  • 4Research of service innovation is highly fragmented, lacks internationalorientation and is inadequately integrated into practice in comparison totechnology-based R&D.The gaps in knowledge about service innovation remain regarding several questions that call forspecific research and development programmes with a view to fostering knowledge transfer topractice and to providing better underpinning for the shaping of public policy. We propose somepriority fields of research: How to measure and assess the outputs, outcomes and impacts of service innovation?How to measure the role and impacts of intangible assets in value creation? How to integrate "invisible" performance in services in the assessment of productivityand innovation? What could be theoretically and practically workable indicators forservice productivity? How to analyse and measure the performance of complex service systems? How to design business models for the renewal of manufacturing/industrialtertiarization? What are the patterns of innovation in public services and of service innovation forpublic sector transformation? Which are the drivers and barriers for innovation in health and education?
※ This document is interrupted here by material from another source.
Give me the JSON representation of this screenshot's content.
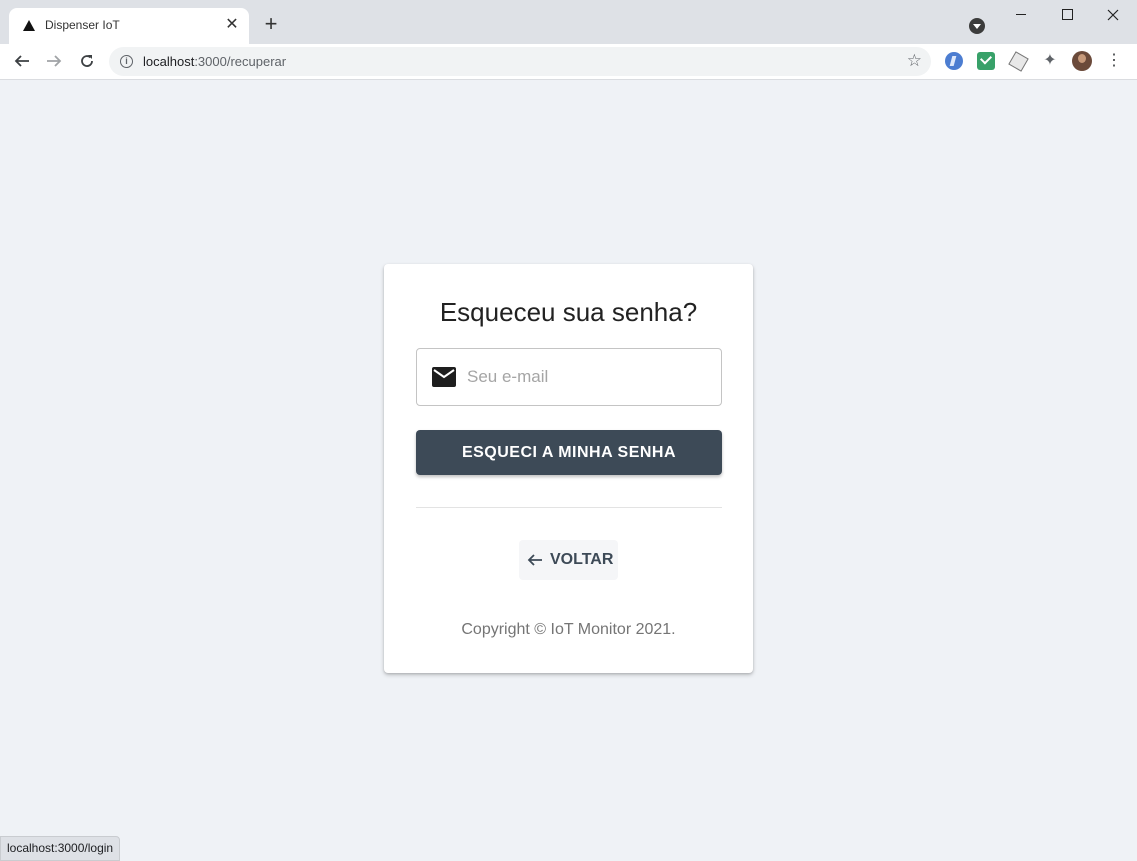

Whichorganisational approaches connect different stakeholders most effectively? What are the characteristics of the emerging service business models and their impacts -for example frugal innovation, ad hoc innovation, rapid application model, inclusiveinnovation (do more with less for more people); What are the drivers of innovation in under-valued sectors such as personal andproximity services that are major sources of employment in moderne economies? Which type of education and skill profiles does service innovation require and how tointegrate them into education system? What levers could service innovation provide for addressing big societal challenges andfor social innovation? Are services and service innovation environmental-friendly? How to support the transformation to a service-oriented company and instil serviceculture?